_Task details:_
Please find every line in the entries below that contains the string "JSON", and copy it.

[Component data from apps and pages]
****************
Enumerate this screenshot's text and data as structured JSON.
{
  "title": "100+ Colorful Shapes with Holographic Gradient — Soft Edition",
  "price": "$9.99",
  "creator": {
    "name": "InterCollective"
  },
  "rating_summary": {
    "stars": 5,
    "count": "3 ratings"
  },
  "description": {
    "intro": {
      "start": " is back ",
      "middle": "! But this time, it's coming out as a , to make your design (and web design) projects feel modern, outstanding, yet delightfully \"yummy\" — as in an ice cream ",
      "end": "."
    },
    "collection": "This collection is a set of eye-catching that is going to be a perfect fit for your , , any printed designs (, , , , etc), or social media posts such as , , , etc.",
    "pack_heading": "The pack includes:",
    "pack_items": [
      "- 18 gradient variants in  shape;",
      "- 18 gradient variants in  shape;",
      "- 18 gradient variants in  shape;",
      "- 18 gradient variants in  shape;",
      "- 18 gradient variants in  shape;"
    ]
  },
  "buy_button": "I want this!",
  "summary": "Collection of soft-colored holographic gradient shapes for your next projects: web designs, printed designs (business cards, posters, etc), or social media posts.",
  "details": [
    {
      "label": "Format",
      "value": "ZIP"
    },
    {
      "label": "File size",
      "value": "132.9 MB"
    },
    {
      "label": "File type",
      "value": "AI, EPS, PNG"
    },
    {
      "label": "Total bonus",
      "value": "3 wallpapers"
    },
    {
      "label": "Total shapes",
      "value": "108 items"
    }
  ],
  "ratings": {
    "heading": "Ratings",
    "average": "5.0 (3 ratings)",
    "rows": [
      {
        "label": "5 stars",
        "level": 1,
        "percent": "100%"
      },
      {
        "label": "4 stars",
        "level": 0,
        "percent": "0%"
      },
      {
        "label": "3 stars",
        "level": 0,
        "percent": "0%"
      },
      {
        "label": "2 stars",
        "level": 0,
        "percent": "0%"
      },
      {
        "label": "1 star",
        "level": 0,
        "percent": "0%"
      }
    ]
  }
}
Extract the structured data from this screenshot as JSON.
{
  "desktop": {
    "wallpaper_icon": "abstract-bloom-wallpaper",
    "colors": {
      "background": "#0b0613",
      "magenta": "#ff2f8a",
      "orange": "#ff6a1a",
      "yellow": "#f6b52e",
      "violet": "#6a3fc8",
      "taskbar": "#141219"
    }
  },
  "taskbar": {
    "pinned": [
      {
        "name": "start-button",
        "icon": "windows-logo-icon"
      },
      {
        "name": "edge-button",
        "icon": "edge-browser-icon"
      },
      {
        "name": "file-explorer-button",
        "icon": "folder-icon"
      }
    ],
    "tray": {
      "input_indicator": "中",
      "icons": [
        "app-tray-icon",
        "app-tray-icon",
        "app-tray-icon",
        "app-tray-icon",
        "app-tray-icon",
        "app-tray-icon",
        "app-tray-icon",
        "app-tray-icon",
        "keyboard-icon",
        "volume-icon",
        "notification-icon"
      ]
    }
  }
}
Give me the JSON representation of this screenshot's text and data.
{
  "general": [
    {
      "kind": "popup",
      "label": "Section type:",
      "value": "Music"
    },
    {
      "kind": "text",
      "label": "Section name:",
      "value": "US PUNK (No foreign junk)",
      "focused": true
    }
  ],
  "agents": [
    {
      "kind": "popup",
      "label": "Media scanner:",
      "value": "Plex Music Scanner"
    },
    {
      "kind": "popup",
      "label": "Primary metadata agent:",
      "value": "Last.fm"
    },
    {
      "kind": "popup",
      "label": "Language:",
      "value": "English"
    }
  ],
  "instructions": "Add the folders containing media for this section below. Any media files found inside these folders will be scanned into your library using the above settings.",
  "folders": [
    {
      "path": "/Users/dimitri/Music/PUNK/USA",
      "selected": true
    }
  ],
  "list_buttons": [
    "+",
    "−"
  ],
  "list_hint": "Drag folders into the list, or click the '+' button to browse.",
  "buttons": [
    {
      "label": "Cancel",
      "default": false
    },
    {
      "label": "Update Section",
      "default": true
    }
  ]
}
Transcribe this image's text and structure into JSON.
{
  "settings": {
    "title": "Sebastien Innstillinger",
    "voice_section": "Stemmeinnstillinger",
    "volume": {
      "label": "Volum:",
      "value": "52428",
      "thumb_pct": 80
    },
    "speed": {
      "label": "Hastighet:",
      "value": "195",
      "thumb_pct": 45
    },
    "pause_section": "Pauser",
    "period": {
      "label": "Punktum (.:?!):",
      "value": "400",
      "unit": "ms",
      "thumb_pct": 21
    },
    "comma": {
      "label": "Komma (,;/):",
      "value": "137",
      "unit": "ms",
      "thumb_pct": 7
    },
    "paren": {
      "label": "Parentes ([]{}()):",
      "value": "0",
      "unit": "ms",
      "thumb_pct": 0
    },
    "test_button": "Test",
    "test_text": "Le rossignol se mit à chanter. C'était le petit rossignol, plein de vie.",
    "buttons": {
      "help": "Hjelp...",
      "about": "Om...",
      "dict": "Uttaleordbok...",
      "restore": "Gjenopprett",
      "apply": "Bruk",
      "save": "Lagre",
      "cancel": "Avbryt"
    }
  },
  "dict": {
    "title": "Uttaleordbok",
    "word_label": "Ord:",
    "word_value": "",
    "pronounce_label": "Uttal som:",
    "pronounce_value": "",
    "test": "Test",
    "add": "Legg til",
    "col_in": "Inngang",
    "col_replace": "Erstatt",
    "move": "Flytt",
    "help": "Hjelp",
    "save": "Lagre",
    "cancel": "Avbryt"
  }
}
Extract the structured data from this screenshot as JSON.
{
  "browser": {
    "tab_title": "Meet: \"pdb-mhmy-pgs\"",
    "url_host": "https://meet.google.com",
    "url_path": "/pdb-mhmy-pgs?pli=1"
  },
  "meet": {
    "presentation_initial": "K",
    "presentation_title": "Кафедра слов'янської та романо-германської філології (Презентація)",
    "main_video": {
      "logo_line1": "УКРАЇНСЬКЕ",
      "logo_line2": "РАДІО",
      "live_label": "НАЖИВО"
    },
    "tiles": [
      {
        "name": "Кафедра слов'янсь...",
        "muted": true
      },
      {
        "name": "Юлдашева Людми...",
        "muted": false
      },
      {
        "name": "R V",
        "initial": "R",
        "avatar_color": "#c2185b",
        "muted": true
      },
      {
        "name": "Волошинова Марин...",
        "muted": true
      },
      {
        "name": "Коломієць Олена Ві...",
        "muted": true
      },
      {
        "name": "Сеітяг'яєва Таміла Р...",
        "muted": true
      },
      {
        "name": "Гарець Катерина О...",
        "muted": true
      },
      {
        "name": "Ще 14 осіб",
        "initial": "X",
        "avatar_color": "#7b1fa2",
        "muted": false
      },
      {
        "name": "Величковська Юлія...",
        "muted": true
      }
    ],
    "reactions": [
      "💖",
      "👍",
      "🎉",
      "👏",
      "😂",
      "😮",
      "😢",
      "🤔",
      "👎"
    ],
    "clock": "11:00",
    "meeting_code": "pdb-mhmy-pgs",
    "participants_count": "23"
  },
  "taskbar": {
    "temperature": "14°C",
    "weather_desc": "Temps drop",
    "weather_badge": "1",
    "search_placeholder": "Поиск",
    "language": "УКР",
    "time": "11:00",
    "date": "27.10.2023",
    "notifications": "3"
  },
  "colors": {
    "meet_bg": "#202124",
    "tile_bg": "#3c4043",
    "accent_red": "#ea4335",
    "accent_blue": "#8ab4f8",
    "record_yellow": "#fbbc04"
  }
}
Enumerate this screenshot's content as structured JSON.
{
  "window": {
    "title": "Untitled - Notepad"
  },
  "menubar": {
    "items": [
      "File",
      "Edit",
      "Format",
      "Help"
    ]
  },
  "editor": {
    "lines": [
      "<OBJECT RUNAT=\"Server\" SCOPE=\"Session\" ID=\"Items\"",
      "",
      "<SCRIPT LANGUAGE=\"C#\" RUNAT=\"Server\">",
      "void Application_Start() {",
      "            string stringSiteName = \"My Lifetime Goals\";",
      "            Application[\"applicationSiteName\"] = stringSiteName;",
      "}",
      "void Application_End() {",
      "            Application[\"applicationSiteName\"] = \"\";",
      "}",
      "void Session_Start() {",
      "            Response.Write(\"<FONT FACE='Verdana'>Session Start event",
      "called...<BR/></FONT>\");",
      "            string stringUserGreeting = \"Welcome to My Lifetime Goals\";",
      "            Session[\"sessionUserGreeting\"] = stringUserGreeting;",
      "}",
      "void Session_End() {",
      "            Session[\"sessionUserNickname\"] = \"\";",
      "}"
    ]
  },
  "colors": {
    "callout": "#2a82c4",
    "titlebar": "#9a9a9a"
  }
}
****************
_Finished task:_
Enumerate this screenshot's text and data as structured JSON.
Extract the structured data from this screenshot as JSON.
Give me the JSON representation of this screenshot's text and data.
Transcribe this image's text and structure into JSON.
Extract the structured data from this screenshot as JSON.
Enumerate this screenshot's content as structured JSON.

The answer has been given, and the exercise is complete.